[Opening THE RECORDS section]

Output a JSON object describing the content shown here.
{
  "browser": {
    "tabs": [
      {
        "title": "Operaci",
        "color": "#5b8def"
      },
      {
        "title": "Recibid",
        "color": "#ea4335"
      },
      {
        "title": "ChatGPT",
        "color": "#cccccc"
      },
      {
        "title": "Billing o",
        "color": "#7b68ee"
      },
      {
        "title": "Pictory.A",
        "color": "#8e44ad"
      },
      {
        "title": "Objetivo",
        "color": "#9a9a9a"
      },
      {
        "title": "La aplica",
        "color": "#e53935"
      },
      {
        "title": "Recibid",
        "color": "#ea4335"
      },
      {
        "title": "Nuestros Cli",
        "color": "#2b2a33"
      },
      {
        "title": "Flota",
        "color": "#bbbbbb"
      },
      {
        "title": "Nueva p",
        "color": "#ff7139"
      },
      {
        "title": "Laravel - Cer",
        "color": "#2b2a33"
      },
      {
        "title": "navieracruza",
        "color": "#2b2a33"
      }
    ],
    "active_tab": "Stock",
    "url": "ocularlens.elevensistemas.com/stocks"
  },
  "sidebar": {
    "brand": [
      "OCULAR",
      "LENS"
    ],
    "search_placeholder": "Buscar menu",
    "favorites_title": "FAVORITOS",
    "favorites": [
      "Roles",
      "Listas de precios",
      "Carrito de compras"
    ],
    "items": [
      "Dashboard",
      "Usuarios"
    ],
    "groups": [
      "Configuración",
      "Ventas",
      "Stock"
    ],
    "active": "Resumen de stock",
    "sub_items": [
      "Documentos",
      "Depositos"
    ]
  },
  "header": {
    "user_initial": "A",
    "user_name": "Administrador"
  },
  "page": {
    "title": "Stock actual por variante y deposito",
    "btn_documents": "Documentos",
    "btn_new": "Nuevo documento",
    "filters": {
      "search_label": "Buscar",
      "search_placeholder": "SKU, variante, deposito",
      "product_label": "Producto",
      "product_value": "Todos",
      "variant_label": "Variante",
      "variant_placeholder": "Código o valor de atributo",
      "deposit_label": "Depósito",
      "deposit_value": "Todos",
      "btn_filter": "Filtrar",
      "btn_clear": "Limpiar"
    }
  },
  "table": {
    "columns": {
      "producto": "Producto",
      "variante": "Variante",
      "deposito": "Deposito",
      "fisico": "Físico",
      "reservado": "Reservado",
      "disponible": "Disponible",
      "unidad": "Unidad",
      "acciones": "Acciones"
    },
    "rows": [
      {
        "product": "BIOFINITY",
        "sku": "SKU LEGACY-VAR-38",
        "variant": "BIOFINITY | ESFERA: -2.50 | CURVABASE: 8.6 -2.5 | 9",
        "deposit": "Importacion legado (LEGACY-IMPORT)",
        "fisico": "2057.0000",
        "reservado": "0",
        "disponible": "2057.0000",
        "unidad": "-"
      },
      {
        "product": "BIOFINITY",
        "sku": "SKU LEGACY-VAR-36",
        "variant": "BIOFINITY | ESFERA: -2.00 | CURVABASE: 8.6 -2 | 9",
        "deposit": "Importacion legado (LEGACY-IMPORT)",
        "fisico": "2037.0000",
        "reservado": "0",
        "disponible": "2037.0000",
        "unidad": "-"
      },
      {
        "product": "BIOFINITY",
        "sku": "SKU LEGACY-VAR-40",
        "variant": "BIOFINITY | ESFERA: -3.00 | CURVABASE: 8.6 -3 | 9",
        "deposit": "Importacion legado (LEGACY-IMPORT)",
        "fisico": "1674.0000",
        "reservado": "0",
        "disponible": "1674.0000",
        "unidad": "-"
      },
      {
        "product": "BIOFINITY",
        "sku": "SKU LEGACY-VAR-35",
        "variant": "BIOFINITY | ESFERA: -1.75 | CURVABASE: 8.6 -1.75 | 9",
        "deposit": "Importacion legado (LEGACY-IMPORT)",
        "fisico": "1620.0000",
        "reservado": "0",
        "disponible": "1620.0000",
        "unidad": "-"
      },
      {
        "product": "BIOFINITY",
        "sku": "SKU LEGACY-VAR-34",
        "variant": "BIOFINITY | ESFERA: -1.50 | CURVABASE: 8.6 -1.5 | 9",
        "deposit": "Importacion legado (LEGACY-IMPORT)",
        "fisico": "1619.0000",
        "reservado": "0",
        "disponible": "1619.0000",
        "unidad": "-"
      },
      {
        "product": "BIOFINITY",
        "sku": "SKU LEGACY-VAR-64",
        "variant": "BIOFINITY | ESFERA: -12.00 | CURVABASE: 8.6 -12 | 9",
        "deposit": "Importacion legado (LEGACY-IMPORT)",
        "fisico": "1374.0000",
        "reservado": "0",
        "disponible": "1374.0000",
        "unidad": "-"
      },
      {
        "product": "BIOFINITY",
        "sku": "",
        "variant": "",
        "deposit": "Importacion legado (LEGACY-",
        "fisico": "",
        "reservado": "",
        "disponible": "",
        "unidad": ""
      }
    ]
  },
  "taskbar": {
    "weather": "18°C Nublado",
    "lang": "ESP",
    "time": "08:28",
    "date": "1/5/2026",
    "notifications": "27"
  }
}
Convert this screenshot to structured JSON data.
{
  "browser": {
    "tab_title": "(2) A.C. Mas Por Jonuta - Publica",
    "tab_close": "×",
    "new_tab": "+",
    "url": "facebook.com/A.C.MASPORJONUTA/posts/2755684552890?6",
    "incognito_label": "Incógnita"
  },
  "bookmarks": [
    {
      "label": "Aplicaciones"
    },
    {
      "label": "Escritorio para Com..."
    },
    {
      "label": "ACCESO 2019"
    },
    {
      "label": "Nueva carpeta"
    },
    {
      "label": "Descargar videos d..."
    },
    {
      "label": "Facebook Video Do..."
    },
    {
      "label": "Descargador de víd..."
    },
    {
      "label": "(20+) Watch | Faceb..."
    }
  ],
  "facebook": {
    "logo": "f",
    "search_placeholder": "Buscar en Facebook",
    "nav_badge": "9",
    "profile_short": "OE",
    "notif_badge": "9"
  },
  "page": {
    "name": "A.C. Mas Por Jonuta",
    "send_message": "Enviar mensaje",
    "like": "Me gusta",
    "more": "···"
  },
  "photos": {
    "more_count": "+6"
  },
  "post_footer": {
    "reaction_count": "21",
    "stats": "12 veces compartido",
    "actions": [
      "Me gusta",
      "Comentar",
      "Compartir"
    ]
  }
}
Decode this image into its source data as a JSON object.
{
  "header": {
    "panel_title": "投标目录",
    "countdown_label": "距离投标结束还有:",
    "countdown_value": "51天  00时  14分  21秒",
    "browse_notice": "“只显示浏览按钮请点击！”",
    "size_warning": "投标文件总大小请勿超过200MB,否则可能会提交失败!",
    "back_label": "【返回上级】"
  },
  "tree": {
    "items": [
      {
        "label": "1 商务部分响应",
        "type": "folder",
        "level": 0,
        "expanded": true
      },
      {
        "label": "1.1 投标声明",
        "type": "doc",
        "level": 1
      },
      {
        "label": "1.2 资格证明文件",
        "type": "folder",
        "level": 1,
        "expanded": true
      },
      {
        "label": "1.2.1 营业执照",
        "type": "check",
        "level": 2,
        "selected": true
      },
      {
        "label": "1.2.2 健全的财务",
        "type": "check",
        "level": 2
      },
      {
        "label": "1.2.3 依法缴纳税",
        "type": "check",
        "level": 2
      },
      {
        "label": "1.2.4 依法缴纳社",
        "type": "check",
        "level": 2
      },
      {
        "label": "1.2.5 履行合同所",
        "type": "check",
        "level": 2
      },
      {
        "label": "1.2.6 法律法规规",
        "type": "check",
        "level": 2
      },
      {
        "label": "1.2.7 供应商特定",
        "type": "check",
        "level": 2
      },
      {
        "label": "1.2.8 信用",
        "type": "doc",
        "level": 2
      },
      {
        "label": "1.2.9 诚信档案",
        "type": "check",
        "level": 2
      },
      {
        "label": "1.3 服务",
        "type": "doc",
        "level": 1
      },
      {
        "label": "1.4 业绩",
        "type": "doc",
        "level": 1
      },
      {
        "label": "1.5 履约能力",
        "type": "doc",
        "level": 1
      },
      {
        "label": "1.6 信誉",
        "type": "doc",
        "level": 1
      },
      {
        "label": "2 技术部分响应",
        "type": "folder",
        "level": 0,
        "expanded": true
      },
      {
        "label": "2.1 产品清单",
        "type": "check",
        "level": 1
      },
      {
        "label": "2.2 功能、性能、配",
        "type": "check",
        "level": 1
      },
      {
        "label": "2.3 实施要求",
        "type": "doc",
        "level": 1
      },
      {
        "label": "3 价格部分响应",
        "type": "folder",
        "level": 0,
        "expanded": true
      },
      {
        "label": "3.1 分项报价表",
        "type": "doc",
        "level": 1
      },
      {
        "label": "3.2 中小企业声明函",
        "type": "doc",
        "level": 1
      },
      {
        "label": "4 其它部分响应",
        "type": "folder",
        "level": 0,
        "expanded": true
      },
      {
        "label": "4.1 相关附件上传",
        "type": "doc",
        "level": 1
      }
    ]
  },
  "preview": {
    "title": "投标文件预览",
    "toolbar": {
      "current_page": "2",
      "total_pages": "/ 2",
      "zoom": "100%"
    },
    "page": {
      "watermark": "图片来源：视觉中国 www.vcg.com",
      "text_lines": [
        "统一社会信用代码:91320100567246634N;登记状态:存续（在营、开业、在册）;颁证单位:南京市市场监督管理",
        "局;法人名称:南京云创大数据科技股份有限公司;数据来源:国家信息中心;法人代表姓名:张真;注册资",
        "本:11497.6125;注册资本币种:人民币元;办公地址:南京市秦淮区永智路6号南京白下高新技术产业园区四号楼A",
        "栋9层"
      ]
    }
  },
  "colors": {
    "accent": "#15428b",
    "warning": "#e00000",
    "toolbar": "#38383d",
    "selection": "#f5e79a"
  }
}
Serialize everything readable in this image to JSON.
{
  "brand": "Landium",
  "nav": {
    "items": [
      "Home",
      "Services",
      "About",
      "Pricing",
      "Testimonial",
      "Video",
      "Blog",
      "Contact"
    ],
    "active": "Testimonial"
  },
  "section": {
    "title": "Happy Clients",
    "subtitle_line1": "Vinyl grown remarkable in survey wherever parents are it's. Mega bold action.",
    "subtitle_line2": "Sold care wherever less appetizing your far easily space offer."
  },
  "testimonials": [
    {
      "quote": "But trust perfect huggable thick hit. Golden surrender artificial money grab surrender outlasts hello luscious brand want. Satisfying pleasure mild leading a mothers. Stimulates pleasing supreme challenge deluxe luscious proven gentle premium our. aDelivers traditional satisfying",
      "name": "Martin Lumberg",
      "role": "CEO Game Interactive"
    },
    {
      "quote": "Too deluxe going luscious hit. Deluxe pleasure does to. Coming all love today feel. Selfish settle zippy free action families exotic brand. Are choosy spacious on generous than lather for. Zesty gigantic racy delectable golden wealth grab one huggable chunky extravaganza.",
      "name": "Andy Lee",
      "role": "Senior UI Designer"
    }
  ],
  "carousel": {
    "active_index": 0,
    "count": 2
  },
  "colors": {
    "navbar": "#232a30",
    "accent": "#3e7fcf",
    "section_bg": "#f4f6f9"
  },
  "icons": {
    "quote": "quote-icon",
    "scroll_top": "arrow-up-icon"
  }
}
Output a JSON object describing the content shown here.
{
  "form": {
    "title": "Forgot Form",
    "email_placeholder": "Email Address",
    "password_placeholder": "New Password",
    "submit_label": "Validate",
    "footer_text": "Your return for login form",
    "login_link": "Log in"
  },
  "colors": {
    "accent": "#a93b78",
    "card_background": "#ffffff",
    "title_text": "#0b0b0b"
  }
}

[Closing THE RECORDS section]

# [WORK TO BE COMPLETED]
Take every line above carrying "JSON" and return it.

# [ANSWER FOR THE TASK]
Output a JSON object describing the content shown here.
Convert this screenshot to structured JSON data.
Decode this image into its source data as a JSON object.
Serialize everything readable in this image to JSON.
Output a JSON object describing the content shown here.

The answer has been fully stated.